“Absolutely, we are specialists,” Handley said. “There’s far more respect for territories [between insurance advisers and other professional services firms], we don’t share brokerage anymore, we can’t afford to so that’s off the table…. [Separating remuneration] takes away that cringe factor. We can share value in building businesses together, so that’s where the insurance adviser is heading,” he said.
“In the same way when I have a medical condition, I know the doctor I go to specialises. The consumer in this country should know they’re sitting in front of an insurance specialist as opposed to a part-time insurance adviser who will have nowhere near the experience or the capacity to give the advice or get the claim paid properly,” Handley said.
Separate and define
Separating and redefining the insurance adviser label as distinct from a wealth adviser could be a pathway for the insurance industry to explore given the unique challenges that specialist insurance advisers face, as many around the table agreed.
“Fee for service works if it’s for holistic advice offerings, but for insurance specialist models like ours, where our work is derived out of professional services firms doing insurance audits on their clients to ensure they’re going to have a problem, it doesn’t work.
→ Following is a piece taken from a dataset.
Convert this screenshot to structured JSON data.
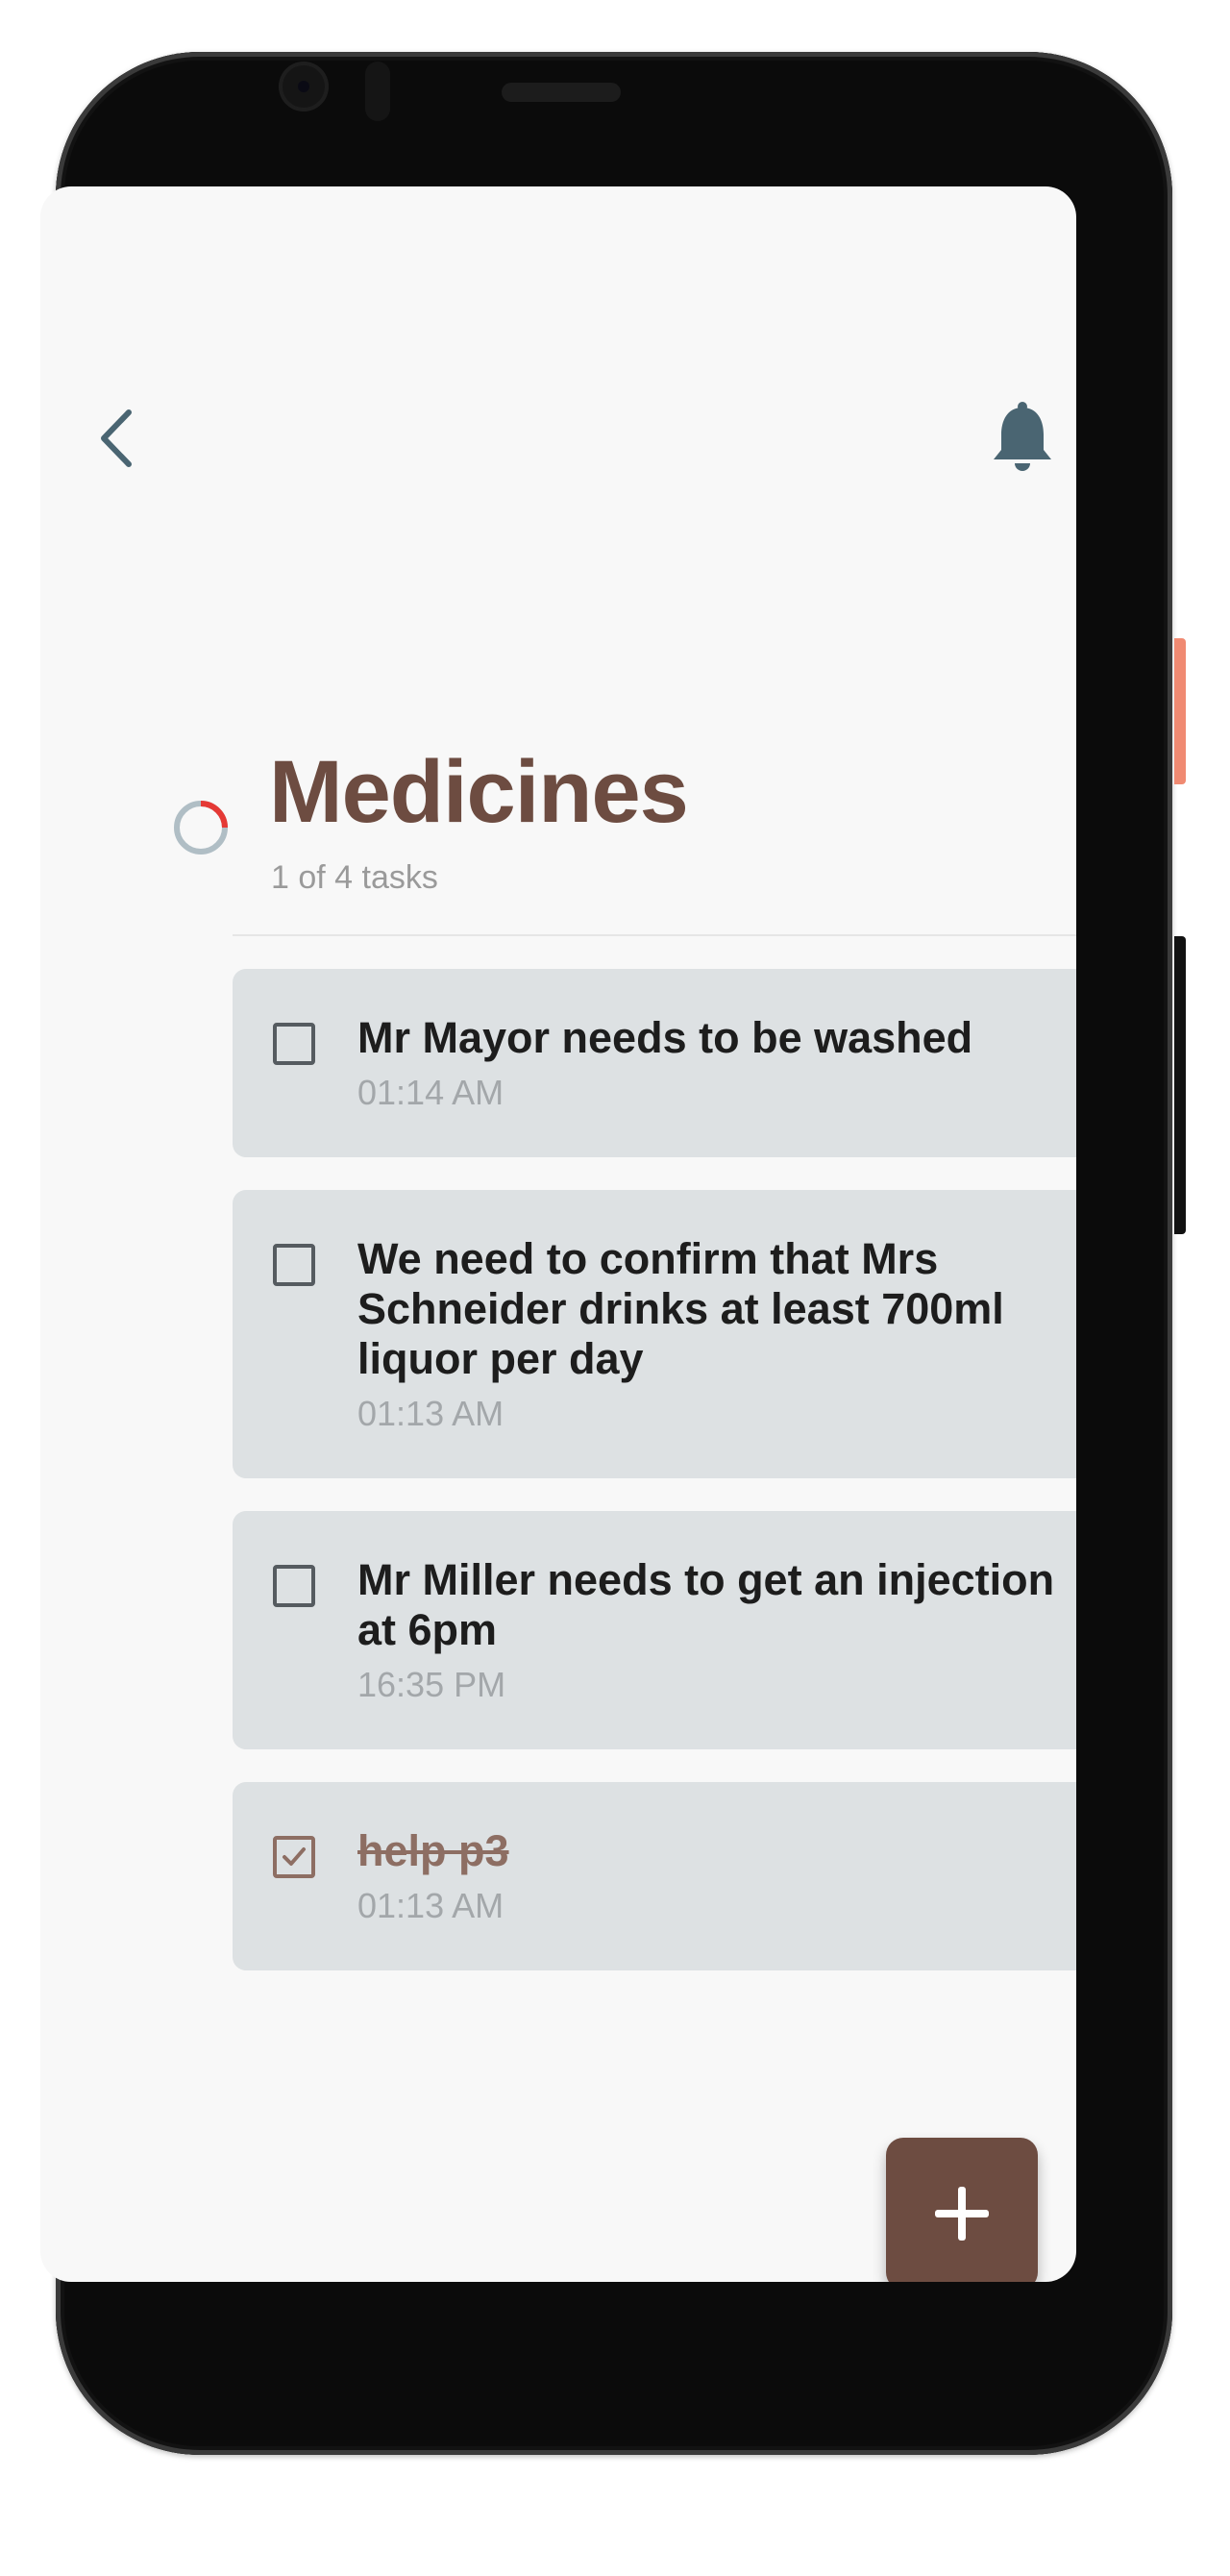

If there was a fee to provide advice for these clients then it just wouldn’t happen,” Chris MacKenzie, a partner with MBS Insurance Group, described.
“I think fee for service can work in a lot of the models, it doesn’t work in the specialised space, but I think what’s happening is we’re getting bundled up with holistic planning when they’re separate services,” Mackenzie said.
“We get a lot of referral business, but I feel like the ‘adviser’ brand has been tarnished… why aren’t we seen as brokers who represent the customer? Because that’s what we do,” Darren Conway a founder and director of specialist life insurance adviser, Steadfast Life, commented.
While referrals for specialist insurance advisers are strong, an advisers’ ability to grow their client bases remains a challenge, the group agreed.
“While the new customer experience hasn’t really changed much, the amount of work we’ve had to do on reviews, amendments and client management is higher than I’ve ever seen,” Mark Everingham a Certified Financial Planner, Life Risk Specialist and managing director of Queensland-based Personal Risk Professionals, said.
Australians are the focus
Since the introduction of LIF, Everingham said he’s noticed policy definition changes and changes to premium conditions that have led to more clients seeking advice to ensure they’re adequately covered.
“I’m finding clients being strained by premium changes, being strained by changes in their super funds and they are looking for advice… from that perspective we are busier than ever, not only bringing on new clients but also managing existing ones,” he said.
“Fewer people are getting insurance because they’re not getting the right advice and the outcome will be a detrimental impact on Australians and their families when they need it most,” AIA’s Mu commented.
“We need to support risk advisers. The real problem or issue we need to solve for is growing a quality risk advice industry to serve and meet the needs of Australians.”
“This sector provides what I would describe as an essential service, protecting people and their livelihoods and their assets,” Ripoll concluded.
“Like me, you’ve probably seen a lifetime’s worth of reviews, commissions, hearings, Senate and House reports and I am sure there will be more scrutiny to come, but our job as an industry is to constructively contribute and help shape the policy direction, always putting the consumer and better outcomes for Australians at the heart of the conversation,” Ripoll said.